What is the ACTA?

Introduced in 2006, the Anti-Counterfeiting Trade Agreement (ACTA) seeks to provide international enforcement of intellectual property rights through cooperation and coordination among international governmental agencies. Protection of intellectual property encourages creativity that is essential to continued growth and success of the economy. Without protection, companies and individuals may not be as willing to invest the time and money necessary to develop innovative new products that enhance, and in many cases, save our lives. Unfortunately, unethical criminal behaviors have created an increase in counterfeit and pirated goods that inhibit creativity and threaten profitability of legitimate creators. Trade in counterfeit goods such as CDs, clothing and drugs cost the true owners around the world billions of dollars annually. In some cases, counterfeit medical, automotive and electrical goods may create safety hazards.

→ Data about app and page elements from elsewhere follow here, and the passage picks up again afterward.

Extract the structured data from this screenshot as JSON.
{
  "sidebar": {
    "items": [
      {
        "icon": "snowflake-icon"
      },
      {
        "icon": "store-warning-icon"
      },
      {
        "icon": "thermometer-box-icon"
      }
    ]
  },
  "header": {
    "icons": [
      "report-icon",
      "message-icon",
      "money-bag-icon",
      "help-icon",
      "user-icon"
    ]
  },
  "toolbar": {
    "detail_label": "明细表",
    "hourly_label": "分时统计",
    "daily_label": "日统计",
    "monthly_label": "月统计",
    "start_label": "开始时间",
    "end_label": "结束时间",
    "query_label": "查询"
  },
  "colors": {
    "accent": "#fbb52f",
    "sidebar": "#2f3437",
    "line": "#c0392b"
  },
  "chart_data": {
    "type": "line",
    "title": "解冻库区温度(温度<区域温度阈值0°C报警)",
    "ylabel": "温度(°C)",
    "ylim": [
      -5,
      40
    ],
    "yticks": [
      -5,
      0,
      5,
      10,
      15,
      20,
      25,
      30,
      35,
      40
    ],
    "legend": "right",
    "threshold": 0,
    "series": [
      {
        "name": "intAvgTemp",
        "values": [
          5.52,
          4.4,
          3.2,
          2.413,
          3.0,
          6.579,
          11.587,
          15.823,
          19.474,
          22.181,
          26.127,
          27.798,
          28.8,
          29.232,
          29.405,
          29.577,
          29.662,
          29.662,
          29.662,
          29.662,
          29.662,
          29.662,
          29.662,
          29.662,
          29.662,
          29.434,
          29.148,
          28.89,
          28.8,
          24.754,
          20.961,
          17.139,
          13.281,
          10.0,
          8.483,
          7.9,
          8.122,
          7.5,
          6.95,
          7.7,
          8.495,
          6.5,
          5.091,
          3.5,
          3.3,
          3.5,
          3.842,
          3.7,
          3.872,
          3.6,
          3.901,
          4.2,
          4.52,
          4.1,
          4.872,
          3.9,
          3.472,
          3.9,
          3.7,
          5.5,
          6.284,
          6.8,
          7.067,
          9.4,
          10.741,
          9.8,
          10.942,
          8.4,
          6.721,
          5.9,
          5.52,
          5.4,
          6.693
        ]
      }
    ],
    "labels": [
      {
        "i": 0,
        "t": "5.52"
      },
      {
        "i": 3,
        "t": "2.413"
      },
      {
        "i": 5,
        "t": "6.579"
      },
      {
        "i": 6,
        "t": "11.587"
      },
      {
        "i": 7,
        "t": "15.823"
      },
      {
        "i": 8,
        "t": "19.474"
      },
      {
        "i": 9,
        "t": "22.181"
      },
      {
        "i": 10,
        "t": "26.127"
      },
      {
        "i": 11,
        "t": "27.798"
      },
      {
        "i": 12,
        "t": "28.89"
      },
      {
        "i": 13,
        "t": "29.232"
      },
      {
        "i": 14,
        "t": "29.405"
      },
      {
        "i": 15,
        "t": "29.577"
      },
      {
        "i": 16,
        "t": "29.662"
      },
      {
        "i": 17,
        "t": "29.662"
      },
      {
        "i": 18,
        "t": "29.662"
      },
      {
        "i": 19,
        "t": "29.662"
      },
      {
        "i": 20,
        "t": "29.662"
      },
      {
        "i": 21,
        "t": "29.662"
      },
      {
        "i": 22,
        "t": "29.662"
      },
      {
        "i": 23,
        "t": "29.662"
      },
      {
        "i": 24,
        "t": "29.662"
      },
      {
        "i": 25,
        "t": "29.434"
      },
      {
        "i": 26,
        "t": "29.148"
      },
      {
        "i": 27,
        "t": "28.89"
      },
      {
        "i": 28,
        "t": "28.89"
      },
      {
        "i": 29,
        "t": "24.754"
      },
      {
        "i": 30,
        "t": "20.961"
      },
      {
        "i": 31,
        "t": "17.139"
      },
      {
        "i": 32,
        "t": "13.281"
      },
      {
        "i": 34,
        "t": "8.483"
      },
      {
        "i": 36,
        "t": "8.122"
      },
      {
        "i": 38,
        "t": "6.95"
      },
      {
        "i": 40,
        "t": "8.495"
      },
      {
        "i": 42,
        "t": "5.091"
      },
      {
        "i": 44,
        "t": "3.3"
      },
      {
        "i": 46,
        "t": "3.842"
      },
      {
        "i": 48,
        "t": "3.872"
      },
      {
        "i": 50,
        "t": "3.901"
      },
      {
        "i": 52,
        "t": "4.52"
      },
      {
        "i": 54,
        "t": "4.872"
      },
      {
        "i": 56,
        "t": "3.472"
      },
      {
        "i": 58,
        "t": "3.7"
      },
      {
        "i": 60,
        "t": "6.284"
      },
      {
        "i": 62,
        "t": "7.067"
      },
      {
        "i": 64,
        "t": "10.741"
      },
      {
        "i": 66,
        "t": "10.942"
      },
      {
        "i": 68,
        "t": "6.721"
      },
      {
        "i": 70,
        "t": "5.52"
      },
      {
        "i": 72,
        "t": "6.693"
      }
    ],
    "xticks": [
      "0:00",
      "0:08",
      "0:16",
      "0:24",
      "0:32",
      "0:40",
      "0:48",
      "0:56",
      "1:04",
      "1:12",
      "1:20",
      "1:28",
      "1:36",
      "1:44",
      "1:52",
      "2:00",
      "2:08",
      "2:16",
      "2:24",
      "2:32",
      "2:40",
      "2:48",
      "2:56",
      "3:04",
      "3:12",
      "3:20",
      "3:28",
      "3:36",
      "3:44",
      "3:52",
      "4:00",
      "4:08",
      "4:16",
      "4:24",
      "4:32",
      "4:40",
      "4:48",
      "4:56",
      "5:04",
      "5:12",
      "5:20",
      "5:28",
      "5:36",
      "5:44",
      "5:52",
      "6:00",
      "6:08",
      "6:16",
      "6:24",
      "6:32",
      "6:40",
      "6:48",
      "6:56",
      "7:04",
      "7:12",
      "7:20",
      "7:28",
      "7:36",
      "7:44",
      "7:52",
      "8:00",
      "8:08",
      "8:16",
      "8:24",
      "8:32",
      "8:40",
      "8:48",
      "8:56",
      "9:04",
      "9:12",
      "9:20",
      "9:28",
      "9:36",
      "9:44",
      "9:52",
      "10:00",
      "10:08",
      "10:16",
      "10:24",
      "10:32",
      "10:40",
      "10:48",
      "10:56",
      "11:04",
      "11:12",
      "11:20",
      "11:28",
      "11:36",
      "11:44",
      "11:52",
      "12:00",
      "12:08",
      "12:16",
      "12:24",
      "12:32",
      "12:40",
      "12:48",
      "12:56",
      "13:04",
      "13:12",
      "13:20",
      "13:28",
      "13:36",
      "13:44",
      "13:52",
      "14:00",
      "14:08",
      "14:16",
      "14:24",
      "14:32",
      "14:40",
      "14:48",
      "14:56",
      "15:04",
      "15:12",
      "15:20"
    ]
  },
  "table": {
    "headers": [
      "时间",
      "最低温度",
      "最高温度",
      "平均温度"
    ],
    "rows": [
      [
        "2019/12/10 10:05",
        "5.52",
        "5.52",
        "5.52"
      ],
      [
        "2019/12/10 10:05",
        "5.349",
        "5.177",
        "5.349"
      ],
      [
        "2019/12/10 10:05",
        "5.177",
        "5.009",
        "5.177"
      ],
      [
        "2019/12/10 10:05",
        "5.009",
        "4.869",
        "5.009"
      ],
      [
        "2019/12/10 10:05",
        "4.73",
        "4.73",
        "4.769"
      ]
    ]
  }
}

Today's technological advancements and the ability of foreign manufacturers to produce lower cost goods present almost limitless opportunities for distribution of goods that are authorized by the IPR owner. However, this same technology and low cost production provide the same opportunities for proliferation of products that infringe on intellectual property rights. For example, anyone with a computer equipped with a CD and/or DVD burner and a stack of discs can illegally copy and distribute protected works. The lack of protection and enforcement has led to widespread unauthorized copying and use of unlicensed marks to flood the market with goods that violate intellectual property rights.

Parties involved in negotiations include the US, the EU, Japan, South Korea, Canada, Mexico, Australia, Morocco, Singapore, Switzerland and New Zealand. The group will meet again in April with the goal of completing the agreement by the end of 2010. Click
HERE for more information about the ACTA.

No comments: